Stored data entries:
--------
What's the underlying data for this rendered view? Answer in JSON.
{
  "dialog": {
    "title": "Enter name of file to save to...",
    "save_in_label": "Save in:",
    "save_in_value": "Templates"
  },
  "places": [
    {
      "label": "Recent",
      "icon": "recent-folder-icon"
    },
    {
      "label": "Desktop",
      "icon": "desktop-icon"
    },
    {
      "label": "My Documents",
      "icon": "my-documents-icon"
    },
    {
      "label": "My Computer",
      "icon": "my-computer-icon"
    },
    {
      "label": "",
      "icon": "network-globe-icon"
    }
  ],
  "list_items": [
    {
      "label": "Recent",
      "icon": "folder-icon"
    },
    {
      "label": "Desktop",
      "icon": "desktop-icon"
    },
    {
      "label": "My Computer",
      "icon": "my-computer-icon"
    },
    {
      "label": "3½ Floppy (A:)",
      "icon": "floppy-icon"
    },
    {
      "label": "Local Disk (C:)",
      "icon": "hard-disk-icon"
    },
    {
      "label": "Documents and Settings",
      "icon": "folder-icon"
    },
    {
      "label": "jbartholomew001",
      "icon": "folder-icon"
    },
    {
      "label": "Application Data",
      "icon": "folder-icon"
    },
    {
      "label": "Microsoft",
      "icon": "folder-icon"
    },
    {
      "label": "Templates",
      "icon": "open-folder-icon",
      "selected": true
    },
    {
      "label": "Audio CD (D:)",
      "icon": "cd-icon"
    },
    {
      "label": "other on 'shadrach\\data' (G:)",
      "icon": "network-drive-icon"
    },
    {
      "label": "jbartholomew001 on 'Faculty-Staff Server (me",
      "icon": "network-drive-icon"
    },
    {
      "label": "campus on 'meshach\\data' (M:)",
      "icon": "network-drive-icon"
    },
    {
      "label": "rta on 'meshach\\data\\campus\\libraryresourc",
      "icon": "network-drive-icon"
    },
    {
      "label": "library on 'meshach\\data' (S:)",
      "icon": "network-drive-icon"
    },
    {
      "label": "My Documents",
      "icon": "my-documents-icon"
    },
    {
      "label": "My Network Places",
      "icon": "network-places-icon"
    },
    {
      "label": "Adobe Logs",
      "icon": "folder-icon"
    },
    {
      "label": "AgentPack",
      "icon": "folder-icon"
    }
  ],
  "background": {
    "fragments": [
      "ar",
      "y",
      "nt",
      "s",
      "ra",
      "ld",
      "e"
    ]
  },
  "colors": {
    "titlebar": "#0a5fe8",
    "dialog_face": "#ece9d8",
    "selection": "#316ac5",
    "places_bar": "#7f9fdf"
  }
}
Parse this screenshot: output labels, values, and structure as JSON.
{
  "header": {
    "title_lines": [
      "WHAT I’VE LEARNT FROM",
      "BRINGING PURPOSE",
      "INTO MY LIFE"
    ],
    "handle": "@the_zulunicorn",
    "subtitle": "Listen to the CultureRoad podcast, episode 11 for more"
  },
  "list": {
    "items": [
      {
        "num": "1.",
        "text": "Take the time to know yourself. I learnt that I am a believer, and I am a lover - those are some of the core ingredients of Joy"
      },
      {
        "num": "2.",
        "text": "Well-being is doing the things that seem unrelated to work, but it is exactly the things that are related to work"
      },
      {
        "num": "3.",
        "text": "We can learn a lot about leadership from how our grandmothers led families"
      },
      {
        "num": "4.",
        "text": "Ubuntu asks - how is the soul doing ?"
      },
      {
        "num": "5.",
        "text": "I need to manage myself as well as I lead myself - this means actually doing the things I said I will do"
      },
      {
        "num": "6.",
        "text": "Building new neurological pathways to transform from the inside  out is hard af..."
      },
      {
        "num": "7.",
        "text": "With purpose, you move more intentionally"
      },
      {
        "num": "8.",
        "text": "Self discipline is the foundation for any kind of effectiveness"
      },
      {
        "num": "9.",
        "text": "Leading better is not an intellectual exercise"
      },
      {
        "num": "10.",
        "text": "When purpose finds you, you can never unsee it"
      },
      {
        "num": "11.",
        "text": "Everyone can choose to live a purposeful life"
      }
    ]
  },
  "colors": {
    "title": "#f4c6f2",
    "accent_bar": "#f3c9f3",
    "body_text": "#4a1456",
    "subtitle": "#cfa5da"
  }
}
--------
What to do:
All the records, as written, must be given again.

Exercise result:
What's the underlying data for this rendered view? Answer in JSON.
{
  "dialog": {
    "title": "Enter name of file to save to...",
    "save_in_label": "Save in:",
    "save_in_value": "Templates"
  },
  "places": [
    {
      "label": "Recent",
      "icon": "recent-folder-icon"
    },
    {
      "label": "Desktop",
      "icon": "desktop-icon"
    },
    {
      "label": "My Documents",
      "icon": "my-documents-icon"
    },
    {
      "label": "My Computer",
      "icon": "my-computer-icon"
    },
    {
      "label": "",
      "icon": "network-globe-icon"
    }
  ],
  "list_items": [
    {
      "label": "Recent",
      "icon": "folder-icon"
    },
    {
      "label": "Desktop",
      "icon": "desktop-icon"
    },
    {
      "label": "My Computer",
      "icon": "my-computer-icon"
    },
    {
      "label": "3½ Floppy (A:)",
      "icon": "floppy-icon"
    },
    {
      "label": "Local Disk (C:)",
      "icon": "hard-disk-icon"
    },
    {
      "label": "Documents and Settings",
      "icon": "folder-icon"
    },
    {
      "label": "jbartholomew001",
      "icon": "folder-icon"
    },
    {
      "label": "Application Data",
      "icon": "folder-icon"
    },
    {
      "label": "Microsoft",
      "icon": "folder-icon"
    },
    {
      "label": "Templates",
      "icon": "open-folder-icon",
      "selected": true
    },
    {
      "label": "Audio CD (D:)",
      "icon": "cd-icon"
    },
    {
      "label": "other on 'shadrach\\data' (G:)",
      "icon": "network-drive-icon"
    },
    {
      "label": "jbartholomew001 on 'Faculty-Staff Server (me",
      "icon": "network-drive-icon"
    },
    {
      "label": "campus on 'meshach\\data' (M:)",
      "icon": "network-drive-icon"
    },
    {
      "label": "rta on 'meshach\\data\\campus\\libraryresourc",
      "icon": "network-drive-icon"
    },
    {
      "label": "library on 'meshach\\data' (S:)",
      "icon": "network-drive-icon"
    },
    {
      "label": "My Documents",
      "icon": "my-documents-icon"
    },
    {
      "label": "My Network Places",
      "icon": "network-places-icon"
    },
    {
      "label": "Adobe Logs",
      "icon": "folder-icon"
    },
    {
      "label": "AgentPack",
      "icon": "folder-icon"
    }
  ],
  "background": {
    "fragments": [
      "ar",
      "y",
      "nt",
      "s",
      "ra",
      "ld",
      "e"
    ]
  },
  "colors": {
    "titlebar": "#0a5fe8",
    "dialog_face": "#ece9d8",
    "selection": "#316ac5",
    "places_bar": "#7f9fdf"
  }
}
Parse this screenshot: output labels, values, and structure as JSON.
{
  "header": {
    "title_lines": [
      "WHAT I’VE LEARNT FROM",
      "BRINGING PURPOSE",
      "INTO MY LIFE"
    ],
    "handle": "@the_zulunicorn",
    "subtitle": "Listen to the CultureRoad podcast, episode 11 for more"
  },
  "list": {
    "items": [
      {
        "num": "1.",
        "text": "Take the time to know yourself. I learnt that I am a believer, and I am a lover - those are some of the core ingredients of Joy"
      },
      {
        "num": "2.",
        "text": "Well-being is doing the things that seem unrelated to work, but it is exactly the things that are related to work"
      },
      {
        "num": "3.",
        "text": "We can learn a lot about leadership from how our grandmothers led families"
      },
      {
        "num": "4.",
        "text": "Ubuntu asks - how is the soul doing ?"
      },
      {
        "num": "5.",
        "text": "I need to manage myself as well as I lead myself - this means actually doing the things I said I will do"
      },
      {
        "num": "6.",
        "text": "Building new neurological pathways to transform from the inside  out is hard af..."
      },
      {
        "num": "7.",
        "text": "With purpose, you move more intentionally"
      },
      {
        "num": "8.",
        "text": "Self discipline is the foundation for any kind of effectiveness"
      },
      {
        "num": "9.",
        "text": "Leading better is not an intellectual exercise"
      },
      {
        "num": "10.",
        "text": "When purpose finds you, you can never unsee it"
      },
      {
        "num": "11.",
        "text": "Everyone can choose to live a purposeful life"
      }
    ]
  },
  "colors": {
    "title": "#f4c6f2",
    "accent_bar": "#f3c9f3",
    "body_text": "#4a1456",
    "subtitle": "#cfa5da"
  }
}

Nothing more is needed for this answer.